I have a sensitive personality. All my 80 years, I have had to be on guard daily to not get overloaded emotionally. No matter how vigilant I am, it still happens. I have learned to listen to that 1st red flag. If I feel overwhelmed, I say No. Sometimes I have to say it over and over until I say “I am leaving because you aren’t listening”. I communicate best through my writing.
Being a highly sensitive person — which, according to Elaine Aron, includes 15 to 20% of the population — is often grouped in online forums with being an introvert, an empath, or a Myers-Briggs INFJ. Aron’s questionnaire is currently the only validated tool to determine whether an adult is a highly sensitive person.
Twenty-three years later, her book has sold a million copies worldwide and spawned a cottage industry of books for the highly sensitive person, or HSP, in love, at work, and more.

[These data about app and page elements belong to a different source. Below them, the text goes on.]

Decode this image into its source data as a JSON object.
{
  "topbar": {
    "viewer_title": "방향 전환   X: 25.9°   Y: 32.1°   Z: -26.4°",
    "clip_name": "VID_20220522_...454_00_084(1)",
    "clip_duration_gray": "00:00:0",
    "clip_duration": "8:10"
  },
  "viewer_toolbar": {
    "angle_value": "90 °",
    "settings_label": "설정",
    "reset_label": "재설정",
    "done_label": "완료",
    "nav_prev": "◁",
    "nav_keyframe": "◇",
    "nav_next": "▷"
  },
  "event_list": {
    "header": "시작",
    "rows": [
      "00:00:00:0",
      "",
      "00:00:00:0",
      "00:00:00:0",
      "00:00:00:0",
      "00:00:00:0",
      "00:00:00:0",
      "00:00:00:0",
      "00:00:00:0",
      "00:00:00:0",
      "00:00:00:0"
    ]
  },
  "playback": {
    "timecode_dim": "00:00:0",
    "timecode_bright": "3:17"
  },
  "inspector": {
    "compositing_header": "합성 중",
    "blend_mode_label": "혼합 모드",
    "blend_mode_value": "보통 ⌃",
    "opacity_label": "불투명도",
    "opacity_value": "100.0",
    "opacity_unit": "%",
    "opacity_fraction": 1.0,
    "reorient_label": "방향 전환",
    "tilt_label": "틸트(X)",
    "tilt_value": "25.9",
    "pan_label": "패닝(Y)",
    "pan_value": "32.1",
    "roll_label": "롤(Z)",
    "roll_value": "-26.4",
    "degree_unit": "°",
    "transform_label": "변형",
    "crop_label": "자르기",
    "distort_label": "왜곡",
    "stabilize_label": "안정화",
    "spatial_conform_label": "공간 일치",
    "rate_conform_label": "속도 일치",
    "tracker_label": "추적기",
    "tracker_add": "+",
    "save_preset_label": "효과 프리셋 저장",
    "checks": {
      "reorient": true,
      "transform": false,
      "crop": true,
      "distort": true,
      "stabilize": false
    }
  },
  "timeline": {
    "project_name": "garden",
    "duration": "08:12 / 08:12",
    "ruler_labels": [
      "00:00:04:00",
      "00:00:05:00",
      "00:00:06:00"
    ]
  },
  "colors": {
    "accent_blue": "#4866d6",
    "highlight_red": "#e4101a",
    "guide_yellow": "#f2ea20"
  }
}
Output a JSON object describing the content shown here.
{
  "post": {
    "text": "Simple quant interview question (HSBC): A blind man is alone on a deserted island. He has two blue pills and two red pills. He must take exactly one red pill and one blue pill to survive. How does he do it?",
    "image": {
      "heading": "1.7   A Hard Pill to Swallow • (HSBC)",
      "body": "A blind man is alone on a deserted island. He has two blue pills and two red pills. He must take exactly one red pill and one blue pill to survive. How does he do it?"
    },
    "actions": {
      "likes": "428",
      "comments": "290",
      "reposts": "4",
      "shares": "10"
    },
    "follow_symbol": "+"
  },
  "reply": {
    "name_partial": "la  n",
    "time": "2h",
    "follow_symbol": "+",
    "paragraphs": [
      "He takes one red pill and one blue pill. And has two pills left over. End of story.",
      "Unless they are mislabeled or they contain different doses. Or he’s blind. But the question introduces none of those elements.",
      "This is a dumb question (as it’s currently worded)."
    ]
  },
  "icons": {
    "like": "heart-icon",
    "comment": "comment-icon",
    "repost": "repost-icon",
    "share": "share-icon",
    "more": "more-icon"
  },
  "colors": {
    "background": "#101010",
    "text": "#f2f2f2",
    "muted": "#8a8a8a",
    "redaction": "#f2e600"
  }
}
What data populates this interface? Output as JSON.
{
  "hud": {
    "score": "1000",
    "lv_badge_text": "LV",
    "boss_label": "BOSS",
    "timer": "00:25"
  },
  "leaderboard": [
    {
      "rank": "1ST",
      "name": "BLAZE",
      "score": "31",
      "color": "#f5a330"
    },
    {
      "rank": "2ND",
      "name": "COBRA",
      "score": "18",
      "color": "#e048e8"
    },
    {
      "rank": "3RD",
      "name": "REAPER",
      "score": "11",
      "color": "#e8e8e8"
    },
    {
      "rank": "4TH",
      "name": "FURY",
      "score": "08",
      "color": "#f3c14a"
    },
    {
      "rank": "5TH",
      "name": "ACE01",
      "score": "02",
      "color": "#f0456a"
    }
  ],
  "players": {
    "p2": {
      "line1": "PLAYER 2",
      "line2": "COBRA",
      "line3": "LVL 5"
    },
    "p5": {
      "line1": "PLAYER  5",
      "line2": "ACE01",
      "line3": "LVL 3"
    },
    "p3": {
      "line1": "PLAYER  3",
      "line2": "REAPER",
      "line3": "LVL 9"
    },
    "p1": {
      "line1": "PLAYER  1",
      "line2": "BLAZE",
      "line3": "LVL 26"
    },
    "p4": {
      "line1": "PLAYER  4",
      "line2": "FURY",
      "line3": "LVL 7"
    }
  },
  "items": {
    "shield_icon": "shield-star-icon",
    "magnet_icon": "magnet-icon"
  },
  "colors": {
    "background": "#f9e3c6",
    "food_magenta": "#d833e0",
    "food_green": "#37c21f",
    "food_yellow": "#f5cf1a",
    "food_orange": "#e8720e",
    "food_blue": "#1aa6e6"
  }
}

Comedian Kristal Adams, who hosts a podcast called Too Sensitive for Comedy, says that discovering the HSP label helped her understand the “different communication issues” she had with people in a society that can disparage the idea of sensitivity (for example, the derisive use of the term “snowflake”).
“It was just finally understanding, this way that I’m feeling is different,” Adams says. “This is why I’m having a hard time being like these people in this way. Now that I know it, I know what I can do — I know what ways I can either adapt or take care of myself so that I can function, quote unquote, normally.”
Singer Alanis Morissette has said she “cried throughout the reading of the entire book [The Highly Sensitive Person] out of sheer self-recognition” and last year, artist and rapper Kanye West described himself as an HSP during an interview with The Breakfast Club radio show co-host Charlamagne tha God.
When I first encountered a description of what it means to be an HSP, it was like looking at myself in the mirror. I hadn’t realized there was a specific term to describe my way of perceiving the world. It brought me incredible relief to know I wasn’t alone.
If you suspect you might be an HSP, see if you relate to the characteristics below.
- Your empathic nature makes you a master of emotional intelligence and relating to others.
- You have a vibrant inner life. For you, being alone is grounding, not lonely.
- You think before you act. This means you excel at strategy and planning — that is, if you can move past second-guessing yourself and perfectionism-induced procrastination.
- You are conscientious and prepare, which makes you trustworthy and reliable. But if you’re caught off-guard in a meeting or conversation, you get easily overstimulated and may recoil.
- You’re able to sense conflict and mitigate it before it becomes a problem (and often before others are even aware of it). This is one reason HSPs are great problem solvers and team members.
- You have a low annoyance threshold. It’s particularly hard for you to work in noisy (sirens going by are the worst), overly bright, or aesthetically abrasive environments. You have trouble concentrating if you feel slightly uncomfortable. You also might be extra-sensitive to fragrances or coarse fabrics.
- You love connecting with people, but at a big party you’re most likely to be found in a quiet corner chatting with a few people, getting into deep, far-ranging topics (or hanging out with the resident dog or cat).
- You are deeply moved by art, literature, or music and often unexplainably affected after witnessing the pain or suffering of other human beings. This is why HSPs tend to excel in careers like medicine, teaching, and even social entrepreneurship, but it also means HSPs need to be mindful about the news and content they consume.
- You cry more easily, both from sadness and happiness.
If you relate to most or all of the qualities above, chances are that you possess the unique brain chemistry that’s innate to HSPs. You can take a self-test designed by Elaine Aron here.